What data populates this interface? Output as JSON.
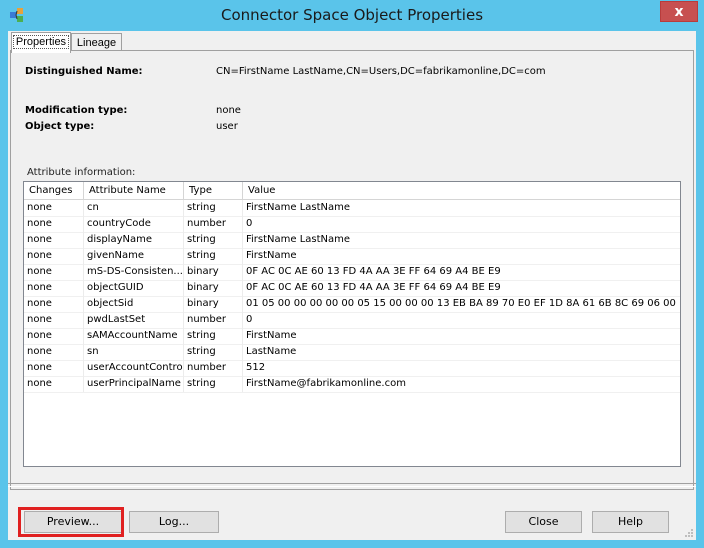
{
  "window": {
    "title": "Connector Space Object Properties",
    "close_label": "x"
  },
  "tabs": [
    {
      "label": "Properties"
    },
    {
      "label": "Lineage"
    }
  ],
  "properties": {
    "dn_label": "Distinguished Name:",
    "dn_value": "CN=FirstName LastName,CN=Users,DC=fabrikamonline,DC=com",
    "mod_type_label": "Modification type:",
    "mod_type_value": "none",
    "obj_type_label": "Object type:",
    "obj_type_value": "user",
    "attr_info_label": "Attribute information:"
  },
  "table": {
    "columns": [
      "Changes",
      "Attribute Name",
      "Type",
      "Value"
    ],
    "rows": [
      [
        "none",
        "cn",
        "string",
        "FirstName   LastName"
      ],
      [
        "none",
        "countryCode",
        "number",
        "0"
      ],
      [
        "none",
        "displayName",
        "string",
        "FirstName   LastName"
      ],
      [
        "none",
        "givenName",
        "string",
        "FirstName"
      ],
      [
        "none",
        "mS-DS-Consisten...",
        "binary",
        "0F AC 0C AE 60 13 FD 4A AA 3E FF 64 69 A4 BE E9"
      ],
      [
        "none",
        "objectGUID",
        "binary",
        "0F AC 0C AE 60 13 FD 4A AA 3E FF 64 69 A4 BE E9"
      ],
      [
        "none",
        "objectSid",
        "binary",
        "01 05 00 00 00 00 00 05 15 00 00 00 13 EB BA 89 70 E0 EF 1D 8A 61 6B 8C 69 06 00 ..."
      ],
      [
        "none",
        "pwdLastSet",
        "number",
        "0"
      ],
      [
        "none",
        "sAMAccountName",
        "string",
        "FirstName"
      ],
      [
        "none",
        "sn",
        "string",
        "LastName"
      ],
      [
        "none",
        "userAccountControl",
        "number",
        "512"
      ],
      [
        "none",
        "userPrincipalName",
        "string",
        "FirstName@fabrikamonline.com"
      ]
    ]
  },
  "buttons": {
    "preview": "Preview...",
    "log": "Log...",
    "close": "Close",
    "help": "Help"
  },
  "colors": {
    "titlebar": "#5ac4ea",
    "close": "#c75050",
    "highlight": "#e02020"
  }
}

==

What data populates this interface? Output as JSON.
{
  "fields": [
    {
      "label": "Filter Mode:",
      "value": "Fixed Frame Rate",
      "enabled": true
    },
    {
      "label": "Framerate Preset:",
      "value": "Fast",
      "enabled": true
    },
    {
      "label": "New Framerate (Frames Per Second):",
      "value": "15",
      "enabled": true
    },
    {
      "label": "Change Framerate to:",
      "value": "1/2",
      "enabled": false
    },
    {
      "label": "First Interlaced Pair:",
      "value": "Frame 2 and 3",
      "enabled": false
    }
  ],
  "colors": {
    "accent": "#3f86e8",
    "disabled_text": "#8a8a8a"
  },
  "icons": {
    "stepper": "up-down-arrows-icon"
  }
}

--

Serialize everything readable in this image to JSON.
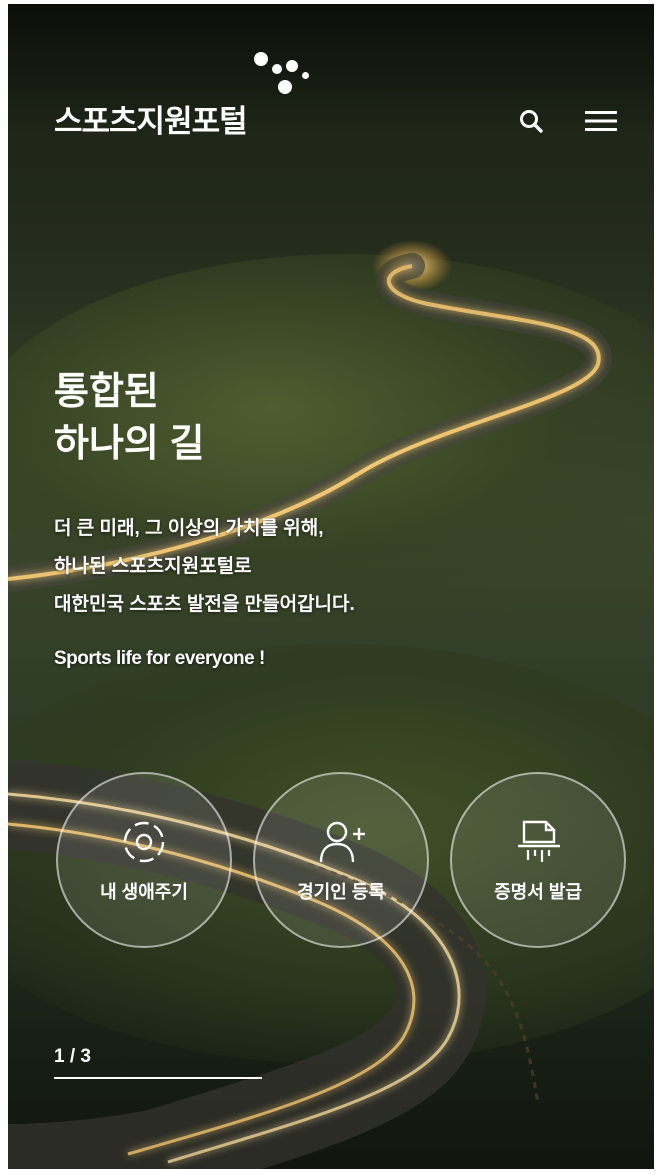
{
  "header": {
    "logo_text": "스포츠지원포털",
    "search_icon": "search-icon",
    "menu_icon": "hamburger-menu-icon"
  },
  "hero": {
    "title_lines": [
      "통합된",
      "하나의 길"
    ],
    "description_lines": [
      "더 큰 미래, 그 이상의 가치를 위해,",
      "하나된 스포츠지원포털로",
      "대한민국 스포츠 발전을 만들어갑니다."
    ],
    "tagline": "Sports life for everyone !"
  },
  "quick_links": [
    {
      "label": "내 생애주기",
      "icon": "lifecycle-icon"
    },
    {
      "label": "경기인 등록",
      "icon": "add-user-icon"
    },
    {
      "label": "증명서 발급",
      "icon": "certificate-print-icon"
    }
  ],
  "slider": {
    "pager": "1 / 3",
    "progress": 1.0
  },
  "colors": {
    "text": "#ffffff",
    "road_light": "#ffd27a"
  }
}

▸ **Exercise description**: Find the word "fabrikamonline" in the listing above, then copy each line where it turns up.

▸ **Written answer**:
    "dn_value": "CN=FirstName LastName,CN=Users,DC=fabrikamonline,DC=com",
        "FirstName@fabrikamonline.com"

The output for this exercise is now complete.